■ PROBLEM TO WORK ON:
When you reach the records below, repeat each one exactly as written.

■ Excerpts from an interface dataset:
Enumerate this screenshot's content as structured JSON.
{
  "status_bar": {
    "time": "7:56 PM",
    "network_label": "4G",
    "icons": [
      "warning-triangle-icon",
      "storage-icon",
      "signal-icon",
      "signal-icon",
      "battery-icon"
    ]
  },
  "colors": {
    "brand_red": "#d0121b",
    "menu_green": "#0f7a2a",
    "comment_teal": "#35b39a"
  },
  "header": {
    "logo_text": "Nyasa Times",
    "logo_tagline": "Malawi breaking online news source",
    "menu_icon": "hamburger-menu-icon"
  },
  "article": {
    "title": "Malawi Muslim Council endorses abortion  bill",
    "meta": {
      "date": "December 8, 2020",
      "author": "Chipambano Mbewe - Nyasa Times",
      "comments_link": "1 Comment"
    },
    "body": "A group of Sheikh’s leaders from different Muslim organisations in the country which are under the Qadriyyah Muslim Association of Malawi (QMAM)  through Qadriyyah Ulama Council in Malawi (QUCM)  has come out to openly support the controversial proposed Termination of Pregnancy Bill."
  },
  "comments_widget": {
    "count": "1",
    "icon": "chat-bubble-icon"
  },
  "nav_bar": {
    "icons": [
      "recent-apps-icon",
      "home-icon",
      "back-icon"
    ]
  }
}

■ ANSWER TO THIS PROBLEM:
Enumerate this screenshot's content as structured JSON.
{
  "status_bar": {
    "time": "7:56 PM",
    "network_label": "4G",
    "icons": [
      "warning-triangle-icon",
      "storage-icon",
      "signal-icon",
      "signal-icon",
      "battery-icon"
    ]
  },
  "colors": {
    "brand_red": "#d0121b",
    "menu_green": "#0f7a2a",
    "comment_teal": "#35b39a"
  },
  "header": {
    "logo_text": "Nyasa Times",
    "logo_tagline": "Malawi breaking online news source",
    "menu_icon": "hamburger-menu-icon"
  },
  "article": {
    "title": "Malawi Muslim Council endorses abortion  bill",
    "meta": {
      "date": "December 8, 2020",
      "author": "Chipambano Mbewe - Nyasa Times",
      "comments_link": "1 Comment"
    },
    "body": "A group of Sheikh’s leaders from different Muslim organisations in the country which are under the Qadriyyah Muslim Association of Malawi (QMAM)  through Qadriyyah Ulama Council in Malawi (QUCM)  has come out to openly support the controversial proposed Termination of Pregnancy Bill."
  },
  "comments_widget": {
    "count": "1",
    "icon": "chat-bubble-icon"
  },
  "nav_bar": {
    "icons": [
      "recent-apps-icon",
      "home-icon",
      "back-icon"
    ]
  }
}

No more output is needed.